Photo by Thomas Park on Unsplash

The pandemic set back the momentum to implement the state‚Äôs Next Generation Science Standards, and only about one in four districts is making science a high recovery priority, the Public Policy Institute of California revealed a new report. 

In a survey of 213 school districts, 62% reported that science became a lower priority in 2020-21, citing staff shortages, teacher burnout, a lack of dedicated funding and and emphasis on math and English language arts; 43 percent provided summer science programs.

Only a quarter of the districts surveyed made science a priority in their recovery plans, although nearly half included plans to adopt, develop or buy new science materials, and 38% included teacher training in science in their Local Control and Accountability Plans.

Among its recommendations to promote equitable investments in science education, PPIC suggests adding data on student performance on science assessments and on science course taking and completion to the California School Dashboard. It also recommends compiling evidence-based strategies for science recovery so that districts can include them when using federal COVID relief funding. 

PPIC will hold a webinar on Aug. 16 from noon to 1 pm on the report and strategies for science education moving forward. Go here to read the report and here to register. 

Leave a Reply

The Exedra comments section is an essential part of the site. The goal of our comments policy is to help ensure it is a vibrant yet civil space. To participate, we ask that Exedra commenters please provide a first and last name. Please note that comments expressing congratulations or condolences may be published without full names. (View our full Comments Policy.)

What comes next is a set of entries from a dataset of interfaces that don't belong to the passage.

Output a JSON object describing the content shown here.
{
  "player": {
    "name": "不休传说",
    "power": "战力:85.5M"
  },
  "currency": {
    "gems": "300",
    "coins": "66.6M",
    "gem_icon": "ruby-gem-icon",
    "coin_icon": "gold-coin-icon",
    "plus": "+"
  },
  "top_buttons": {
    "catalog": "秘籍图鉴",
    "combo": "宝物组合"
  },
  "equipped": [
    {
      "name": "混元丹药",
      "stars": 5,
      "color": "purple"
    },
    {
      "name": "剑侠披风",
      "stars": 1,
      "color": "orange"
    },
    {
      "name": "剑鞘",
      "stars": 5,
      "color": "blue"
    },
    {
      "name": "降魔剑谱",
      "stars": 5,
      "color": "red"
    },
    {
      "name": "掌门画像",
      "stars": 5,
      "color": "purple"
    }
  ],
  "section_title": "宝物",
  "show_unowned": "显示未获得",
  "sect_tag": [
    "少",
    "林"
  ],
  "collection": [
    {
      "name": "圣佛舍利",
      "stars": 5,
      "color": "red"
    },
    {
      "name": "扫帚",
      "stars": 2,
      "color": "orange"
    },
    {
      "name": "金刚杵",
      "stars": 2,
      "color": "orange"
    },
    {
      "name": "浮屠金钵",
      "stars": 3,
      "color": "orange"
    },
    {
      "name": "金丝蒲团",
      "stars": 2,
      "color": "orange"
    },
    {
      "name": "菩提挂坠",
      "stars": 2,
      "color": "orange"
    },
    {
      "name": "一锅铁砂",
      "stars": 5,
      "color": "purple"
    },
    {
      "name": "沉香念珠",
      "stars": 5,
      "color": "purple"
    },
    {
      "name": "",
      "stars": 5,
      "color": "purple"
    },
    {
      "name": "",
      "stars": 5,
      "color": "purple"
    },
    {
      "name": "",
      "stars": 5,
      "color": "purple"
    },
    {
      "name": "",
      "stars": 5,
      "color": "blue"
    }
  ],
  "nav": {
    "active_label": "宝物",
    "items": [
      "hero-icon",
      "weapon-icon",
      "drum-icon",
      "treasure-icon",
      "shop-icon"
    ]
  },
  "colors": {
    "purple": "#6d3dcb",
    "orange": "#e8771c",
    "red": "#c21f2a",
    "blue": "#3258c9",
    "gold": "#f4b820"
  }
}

Your email address will not be published. Required fields are marked *